A common misconception about wills and estate planning is that it should only be done after reaching a certain age or achieving a certain level of financial success. This couldn’t be further from the truth. At some point in our lives, we must give serious consideration to what will happen to our estate, property, and possessions when we die.
What are my options concerning my will?
A will relates to how your property is dispersed after death. It also includes who you would like to handle the task of executing the administration process of your estate (also known as probate). If you have children, your will should include who their next guardians will be. Creating a testamentary trust in your will is a good idea if you have money that you want to leave behind for your children that they would have access to upon turning 18 years old. Another option is creating a revocable living trust.
According to Kentucky law, your will must be signed by a testator — an individual seeking disposition of their property upon their death. The testator must be at least 18 years old and of sound mind. Two capable witnesses must be present at the signing. The witnesses shouldn’t be anyone who may inherit from the testator.
This type of document relates to your guidance and direction in terms of health care as well as the possible removal of certain types of health care in the event of certain conditions.
This type of will makes the probate process quicker. With this document, the court doesn’t need to contact the witnesses in order to accept the will. If you would like a self-proving will, it must be signed in the presence of a notary who will then notarize the document.

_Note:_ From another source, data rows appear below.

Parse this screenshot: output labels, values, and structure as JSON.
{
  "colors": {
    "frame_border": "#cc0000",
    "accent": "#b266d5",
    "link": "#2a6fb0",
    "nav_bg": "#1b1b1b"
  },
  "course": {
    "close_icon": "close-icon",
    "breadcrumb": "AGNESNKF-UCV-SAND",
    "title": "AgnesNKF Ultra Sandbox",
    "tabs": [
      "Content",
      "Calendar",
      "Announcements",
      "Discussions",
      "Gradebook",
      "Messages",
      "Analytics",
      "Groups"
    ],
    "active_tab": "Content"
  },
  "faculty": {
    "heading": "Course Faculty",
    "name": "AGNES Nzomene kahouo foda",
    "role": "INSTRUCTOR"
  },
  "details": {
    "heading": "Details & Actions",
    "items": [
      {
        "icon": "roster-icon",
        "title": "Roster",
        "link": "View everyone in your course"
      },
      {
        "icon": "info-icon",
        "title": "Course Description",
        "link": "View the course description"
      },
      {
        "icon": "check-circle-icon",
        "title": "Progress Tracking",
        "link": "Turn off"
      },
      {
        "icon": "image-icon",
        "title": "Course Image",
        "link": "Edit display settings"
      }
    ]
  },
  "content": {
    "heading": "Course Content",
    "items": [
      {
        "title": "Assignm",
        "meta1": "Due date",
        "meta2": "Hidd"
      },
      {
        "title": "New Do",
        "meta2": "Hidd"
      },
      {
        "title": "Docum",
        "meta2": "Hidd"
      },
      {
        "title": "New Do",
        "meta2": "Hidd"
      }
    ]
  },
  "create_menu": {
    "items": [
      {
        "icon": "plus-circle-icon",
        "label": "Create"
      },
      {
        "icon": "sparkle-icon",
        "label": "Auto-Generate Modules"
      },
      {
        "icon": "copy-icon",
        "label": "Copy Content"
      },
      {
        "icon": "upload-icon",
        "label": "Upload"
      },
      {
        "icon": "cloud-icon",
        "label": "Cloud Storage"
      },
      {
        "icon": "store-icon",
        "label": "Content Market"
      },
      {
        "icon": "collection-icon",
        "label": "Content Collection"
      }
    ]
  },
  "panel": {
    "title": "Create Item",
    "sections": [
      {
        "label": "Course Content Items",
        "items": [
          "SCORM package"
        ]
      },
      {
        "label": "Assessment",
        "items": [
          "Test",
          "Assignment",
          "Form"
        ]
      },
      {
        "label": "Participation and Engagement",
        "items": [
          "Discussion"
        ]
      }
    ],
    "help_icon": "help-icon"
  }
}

This type of will doesn’t require witnesses at all. While this may sound easier and more appealing, a holographic will has to be handwritten by the testator and signed at the bottom of the document.